— Exercise directions —
Find each line below where the word "name" occurs, and copy it.

— Data for analysis —

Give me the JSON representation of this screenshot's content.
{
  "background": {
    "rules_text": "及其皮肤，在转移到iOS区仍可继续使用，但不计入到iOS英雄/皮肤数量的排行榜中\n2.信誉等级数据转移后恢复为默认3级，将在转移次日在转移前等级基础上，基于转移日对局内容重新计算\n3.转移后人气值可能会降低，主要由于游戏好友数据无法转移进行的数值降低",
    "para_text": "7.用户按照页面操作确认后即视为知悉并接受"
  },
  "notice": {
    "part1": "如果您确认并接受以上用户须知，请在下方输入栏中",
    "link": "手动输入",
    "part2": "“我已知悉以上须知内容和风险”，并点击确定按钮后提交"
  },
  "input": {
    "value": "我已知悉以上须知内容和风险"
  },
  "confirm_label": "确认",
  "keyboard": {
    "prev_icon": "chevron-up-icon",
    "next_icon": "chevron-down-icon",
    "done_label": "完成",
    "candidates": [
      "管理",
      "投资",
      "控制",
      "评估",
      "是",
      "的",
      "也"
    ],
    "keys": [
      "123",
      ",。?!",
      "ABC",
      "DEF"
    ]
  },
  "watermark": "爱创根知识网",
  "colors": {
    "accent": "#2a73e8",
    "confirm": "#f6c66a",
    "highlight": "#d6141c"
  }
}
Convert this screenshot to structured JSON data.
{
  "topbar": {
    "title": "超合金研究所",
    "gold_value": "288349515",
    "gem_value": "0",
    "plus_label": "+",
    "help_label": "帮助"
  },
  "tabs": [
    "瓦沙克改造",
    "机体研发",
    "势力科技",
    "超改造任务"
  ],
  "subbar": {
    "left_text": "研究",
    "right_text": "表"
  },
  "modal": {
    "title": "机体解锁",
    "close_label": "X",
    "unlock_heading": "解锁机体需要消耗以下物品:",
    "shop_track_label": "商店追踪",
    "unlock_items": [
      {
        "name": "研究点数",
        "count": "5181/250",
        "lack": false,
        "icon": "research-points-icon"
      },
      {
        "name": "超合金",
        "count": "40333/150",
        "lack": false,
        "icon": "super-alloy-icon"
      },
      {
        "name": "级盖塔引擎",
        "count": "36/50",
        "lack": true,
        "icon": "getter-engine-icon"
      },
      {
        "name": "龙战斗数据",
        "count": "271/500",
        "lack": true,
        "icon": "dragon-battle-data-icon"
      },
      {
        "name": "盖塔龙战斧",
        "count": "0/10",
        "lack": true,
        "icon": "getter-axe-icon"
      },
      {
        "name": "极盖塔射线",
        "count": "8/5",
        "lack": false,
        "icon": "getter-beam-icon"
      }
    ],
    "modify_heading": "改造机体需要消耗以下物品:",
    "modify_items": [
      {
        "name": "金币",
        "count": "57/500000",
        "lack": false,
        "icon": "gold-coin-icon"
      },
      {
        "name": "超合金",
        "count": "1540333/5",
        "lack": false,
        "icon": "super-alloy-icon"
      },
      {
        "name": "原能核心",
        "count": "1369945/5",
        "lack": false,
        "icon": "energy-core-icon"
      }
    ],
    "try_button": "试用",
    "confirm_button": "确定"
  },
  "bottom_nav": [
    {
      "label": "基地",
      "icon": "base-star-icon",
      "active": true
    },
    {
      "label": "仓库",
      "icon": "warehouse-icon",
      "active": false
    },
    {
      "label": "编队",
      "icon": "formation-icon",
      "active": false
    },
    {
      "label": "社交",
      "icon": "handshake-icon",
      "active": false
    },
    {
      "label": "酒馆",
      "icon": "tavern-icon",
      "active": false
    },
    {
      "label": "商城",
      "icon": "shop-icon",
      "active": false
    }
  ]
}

— Written reply —
        "name": "研究点数",
        "name": "超合金",
        "name": "级盖塔引擎",
        "name": "龙战斗数据",
        "name": "盖塔龙战斧",
        "name": "极盖塔射线",
        "name": "金币",
        "name": "超合金",
        "name": "原能核心",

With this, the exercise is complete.